- **What you have to do**
Look for the line that contains "Enumerate this screenshot's"; output that line and every line after it exactly, through the final line of the material below, and nothing else.

- **Extracted entries**
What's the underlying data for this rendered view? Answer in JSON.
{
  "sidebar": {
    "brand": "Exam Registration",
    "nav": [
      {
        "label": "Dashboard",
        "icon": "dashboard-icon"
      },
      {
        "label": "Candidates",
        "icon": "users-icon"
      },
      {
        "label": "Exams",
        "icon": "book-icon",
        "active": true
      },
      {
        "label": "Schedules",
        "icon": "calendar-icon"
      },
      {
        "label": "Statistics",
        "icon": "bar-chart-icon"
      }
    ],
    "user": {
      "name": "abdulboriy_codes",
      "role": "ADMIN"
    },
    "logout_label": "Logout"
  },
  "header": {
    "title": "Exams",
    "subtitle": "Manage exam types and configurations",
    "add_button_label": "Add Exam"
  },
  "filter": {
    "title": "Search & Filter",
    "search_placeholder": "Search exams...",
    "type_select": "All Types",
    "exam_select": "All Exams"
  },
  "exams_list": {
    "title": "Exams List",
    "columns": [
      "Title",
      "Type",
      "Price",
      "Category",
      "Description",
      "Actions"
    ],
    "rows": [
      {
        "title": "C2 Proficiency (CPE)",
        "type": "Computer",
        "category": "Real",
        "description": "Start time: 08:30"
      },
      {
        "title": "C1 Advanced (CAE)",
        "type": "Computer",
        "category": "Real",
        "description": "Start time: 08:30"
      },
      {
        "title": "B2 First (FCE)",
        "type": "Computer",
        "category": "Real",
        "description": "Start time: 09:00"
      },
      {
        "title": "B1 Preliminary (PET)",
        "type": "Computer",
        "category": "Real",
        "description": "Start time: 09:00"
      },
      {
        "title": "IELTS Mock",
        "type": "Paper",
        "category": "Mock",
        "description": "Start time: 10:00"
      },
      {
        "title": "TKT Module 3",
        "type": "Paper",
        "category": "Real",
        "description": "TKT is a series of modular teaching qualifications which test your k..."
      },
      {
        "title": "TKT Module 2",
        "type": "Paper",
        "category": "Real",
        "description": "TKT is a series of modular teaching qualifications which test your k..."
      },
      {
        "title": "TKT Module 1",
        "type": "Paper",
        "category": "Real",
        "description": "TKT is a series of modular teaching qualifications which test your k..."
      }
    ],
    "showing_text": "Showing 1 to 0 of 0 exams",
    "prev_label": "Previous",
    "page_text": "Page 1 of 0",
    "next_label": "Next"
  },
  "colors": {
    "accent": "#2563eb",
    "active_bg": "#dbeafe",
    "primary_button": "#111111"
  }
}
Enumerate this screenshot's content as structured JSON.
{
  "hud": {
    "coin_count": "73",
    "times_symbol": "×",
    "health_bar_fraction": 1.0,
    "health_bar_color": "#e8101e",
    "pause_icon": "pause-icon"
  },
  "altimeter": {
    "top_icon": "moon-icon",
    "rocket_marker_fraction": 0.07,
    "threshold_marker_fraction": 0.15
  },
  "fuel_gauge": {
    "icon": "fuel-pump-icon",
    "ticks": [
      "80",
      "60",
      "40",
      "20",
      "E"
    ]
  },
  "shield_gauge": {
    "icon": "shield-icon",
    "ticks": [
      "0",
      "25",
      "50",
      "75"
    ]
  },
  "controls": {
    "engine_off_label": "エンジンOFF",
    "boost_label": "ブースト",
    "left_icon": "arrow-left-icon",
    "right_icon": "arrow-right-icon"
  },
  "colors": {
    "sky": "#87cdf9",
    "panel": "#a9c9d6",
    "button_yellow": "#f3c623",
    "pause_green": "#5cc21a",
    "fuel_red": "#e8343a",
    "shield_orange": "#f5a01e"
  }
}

- **Your response**
Enumerate this screenshot's content as structured JSON.
{
  "hud": {
    "coin_count": "73",
    "times_symbol": "×",
    "health_bar_fraction": 1.0,
    "health_bar_color": "#e8101e",
    "pause_icon": "pause-icon"
  },
  "altimeter": {
    "top_icon": "moon-icon",
    "rocket_marker_fraction": 0.07,
    "threshold_marker_fraction": 0.15
  },
  "fuel_gauge": {
    "icon": "fuel-pump-icon",
    "ticks": [
      "80",
      "60",
      "40",
      "20",
      "E"
    ]
  },
  "shield_gauge": {
    "icon": "shield-icon",
    "ticks": [
      "0",
      "25",
      "50",
      "75"
    ]
  },
  "controls": {
    "engine_off_label": "エンジンOFF",
    "boost_label": "ブースト",
    "left_icon": "arrow-left-icon",
    "right_icon": "arrow-right-icon"
  },
  "colors": {
    "sky": "#87cdf9",
    "panel": "#a9c9d6",
    "button_yellow": "#f3c623",
    "pause_green": "#5cc21a",
    "fuel_red": "#e8343a",
    "shield_orange": "#f5a01e"
  }
}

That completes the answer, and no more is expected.